We did a dummy run with a real patient who was admitted to ICU with what turned out to be flu, but he was treated as a patient with COVID-19, so staff had the opportunity to work in that situation.

All of this preparation smoothed out a lot of the process for us before the genuine cases started coming through.

Most of the emergency department shifts to COVID-19 treatment

Since mid-March we have been seeing more suspected cases – more than the designated area could deal with – so we flipped the spaces. Now 80% of the ED is designated for suspected COVID-19 cases and 20% for non-COVID-19 patients.

We now have a senior registrar based outside the ED who asks patients their symptoms before directing them to the appropriate department.

Credit must go to the trust staff because since mid-February everyone has cleared their diaries and prioritised this vital work.

Staff meetings provide status updates 

We have a one-hour COVID-19 meeting every morning, and all staff wearing PPE have earpieces to wear under their suits so they can communicate.

We are also looking to move the open-bay medical assessment unit to a new building that has single rooms, so that nursing staff can care for patients more effectively and safely.

The teamwork has been incredible; all hands to the pump.

‘We know it’s coming, and we feel we have prepared as much as we can, but we won’t know the full impact until it hits’

The support we are receiving locally, along with the kindness of people, is unbelievable and overwhelming.

A local restaurant owner brought in 50 freshly cooked meals for ED staff, and said to ask for more when things get tough.
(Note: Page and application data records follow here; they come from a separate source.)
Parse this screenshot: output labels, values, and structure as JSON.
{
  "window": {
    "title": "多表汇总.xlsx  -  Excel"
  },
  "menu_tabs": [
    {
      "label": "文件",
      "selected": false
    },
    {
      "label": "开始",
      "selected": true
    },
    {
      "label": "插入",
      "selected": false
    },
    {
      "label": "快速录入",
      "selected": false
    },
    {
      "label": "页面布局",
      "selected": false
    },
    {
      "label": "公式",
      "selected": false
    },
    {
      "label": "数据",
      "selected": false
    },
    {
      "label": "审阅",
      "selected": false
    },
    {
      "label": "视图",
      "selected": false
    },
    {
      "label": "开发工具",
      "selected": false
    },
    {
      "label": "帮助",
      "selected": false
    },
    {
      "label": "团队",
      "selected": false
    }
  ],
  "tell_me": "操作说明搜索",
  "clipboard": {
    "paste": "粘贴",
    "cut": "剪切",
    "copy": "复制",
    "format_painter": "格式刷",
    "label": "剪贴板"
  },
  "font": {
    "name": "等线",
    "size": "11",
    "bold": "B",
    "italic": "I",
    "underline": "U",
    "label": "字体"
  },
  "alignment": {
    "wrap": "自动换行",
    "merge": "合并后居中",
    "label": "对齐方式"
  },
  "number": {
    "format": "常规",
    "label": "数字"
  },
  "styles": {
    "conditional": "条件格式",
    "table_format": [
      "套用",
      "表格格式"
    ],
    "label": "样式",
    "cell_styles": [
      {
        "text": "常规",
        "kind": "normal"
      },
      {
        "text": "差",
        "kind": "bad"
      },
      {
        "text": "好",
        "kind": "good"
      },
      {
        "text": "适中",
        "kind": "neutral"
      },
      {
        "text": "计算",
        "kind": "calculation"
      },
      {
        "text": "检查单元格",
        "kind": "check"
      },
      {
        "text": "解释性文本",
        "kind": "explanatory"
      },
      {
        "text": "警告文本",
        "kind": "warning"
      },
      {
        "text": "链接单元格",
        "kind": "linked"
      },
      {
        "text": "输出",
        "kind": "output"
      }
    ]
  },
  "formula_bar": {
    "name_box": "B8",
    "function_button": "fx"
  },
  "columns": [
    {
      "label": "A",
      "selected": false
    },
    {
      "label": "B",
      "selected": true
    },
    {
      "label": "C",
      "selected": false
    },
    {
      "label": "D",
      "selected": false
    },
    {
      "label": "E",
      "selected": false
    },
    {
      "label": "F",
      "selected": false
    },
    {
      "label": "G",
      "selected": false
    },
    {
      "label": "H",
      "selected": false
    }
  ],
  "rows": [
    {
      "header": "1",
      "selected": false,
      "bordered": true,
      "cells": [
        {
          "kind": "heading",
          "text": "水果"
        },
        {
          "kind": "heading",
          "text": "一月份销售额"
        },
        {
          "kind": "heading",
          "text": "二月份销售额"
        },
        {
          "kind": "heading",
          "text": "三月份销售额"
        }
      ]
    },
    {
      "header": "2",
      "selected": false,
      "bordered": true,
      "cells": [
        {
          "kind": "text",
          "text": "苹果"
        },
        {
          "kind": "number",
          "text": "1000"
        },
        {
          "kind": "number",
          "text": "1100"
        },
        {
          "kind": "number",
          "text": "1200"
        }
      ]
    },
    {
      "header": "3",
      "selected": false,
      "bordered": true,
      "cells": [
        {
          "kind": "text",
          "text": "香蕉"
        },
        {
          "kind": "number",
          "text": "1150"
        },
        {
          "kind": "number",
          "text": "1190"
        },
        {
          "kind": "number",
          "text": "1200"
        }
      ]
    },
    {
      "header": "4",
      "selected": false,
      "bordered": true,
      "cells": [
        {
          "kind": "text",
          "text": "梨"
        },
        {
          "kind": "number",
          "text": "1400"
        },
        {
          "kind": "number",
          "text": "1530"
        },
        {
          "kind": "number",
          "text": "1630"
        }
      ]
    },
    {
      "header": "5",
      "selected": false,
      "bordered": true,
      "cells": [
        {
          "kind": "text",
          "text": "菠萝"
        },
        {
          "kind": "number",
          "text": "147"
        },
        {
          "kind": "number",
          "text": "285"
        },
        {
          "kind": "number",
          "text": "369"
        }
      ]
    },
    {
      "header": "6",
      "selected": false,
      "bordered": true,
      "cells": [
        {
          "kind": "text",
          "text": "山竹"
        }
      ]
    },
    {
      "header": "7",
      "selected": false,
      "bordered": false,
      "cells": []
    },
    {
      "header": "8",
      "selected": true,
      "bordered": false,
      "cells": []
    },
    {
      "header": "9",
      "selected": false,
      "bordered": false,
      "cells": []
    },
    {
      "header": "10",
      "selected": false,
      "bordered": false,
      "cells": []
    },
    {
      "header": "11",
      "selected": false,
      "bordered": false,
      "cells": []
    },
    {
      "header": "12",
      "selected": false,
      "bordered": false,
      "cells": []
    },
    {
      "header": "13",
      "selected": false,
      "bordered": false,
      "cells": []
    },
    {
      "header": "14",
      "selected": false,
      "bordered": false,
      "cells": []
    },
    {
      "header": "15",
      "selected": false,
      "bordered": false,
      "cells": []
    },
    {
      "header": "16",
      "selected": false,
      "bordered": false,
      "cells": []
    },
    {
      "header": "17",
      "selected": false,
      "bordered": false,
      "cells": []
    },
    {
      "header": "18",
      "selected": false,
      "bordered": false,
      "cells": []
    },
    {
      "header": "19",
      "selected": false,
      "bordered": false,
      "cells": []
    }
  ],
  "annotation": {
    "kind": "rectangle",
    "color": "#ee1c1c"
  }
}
A science teacher contacted us to say she could make face masks for us; a local clothing manufacturer is making scrubs for the staff; and free pizzas are being delivered.

It is all so humbling.
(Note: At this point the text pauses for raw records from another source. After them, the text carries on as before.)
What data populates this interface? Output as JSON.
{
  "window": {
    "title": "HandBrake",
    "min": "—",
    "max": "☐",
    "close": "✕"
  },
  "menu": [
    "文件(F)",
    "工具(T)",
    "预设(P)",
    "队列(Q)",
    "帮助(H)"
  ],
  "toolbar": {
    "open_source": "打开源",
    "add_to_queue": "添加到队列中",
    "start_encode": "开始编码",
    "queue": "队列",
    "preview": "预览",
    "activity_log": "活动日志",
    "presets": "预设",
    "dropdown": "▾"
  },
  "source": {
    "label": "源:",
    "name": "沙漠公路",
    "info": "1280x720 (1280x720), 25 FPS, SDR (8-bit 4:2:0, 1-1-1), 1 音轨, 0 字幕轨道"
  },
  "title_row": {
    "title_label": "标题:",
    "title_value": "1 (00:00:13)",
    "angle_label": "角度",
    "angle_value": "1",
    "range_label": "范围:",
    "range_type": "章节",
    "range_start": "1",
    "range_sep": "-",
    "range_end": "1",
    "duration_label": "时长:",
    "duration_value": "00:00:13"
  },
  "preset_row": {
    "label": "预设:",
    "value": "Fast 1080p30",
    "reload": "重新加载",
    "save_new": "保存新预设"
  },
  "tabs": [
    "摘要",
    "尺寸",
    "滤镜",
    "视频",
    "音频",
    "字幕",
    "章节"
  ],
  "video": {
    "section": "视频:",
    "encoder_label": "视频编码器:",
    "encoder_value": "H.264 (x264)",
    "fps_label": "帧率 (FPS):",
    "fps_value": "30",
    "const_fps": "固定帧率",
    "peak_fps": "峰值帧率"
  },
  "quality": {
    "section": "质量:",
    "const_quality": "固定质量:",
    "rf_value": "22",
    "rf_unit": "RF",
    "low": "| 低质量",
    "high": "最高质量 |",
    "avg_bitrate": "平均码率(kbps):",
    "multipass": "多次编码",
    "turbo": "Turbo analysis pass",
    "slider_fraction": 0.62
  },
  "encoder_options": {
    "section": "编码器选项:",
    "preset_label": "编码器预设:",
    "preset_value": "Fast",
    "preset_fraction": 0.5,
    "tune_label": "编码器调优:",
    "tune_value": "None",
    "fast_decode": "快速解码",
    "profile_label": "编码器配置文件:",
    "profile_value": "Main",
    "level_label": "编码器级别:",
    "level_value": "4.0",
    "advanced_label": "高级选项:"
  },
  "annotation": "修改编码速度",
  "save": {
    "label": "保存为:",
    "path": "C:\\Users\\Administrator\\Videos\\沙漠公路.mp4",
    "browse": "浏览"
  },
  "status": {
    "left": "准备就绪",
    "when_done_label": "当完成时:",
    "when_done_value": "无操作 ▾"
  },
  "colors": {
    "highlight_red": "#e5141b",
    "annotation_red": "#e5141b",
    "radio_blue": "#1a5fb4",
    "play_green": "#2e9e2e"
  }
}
Staff are anxious but are there for each other

At the moment it is calm in the ED department, but there is a degree of trepidation among staff; it is like standing on a beach and watching a tsunami coming towards us and there is nothing we can do but prepare and brace for it.

We know it’s coming, and we feel we have prepared as much as we can, but we won’t know the full impact until it hits.

Staff are scared about what they are going to see and about the decisions they may have to make around triaging patients for ventilation, for example.

They’re worried about their health, and the health of their families, and whether we have the resilience to deal with this after a hard winter.

But everyone is watching out for each other; I have never seen people pull together so tightly.

Strong teamwork between departments

I can see relationships building throughout our services that weren’t there before and will never be broken after this; such as with our estates and IT staff, who are not typically seen as the core of the NHS, but who have been with us every step of the way.

None of us want to go through this, but it has made everyone pause and ask, ‘Why am I here?’ and adopt a ‘can do’ attitude.

We really are seeing the best in people and for that I am eternally grateful and humbled.

Roisin Devlin is an emergency nurse, and interim clinical manager for unscheduled care at South Eastern Health and Social Care Trust, Belfast, Northern Ireland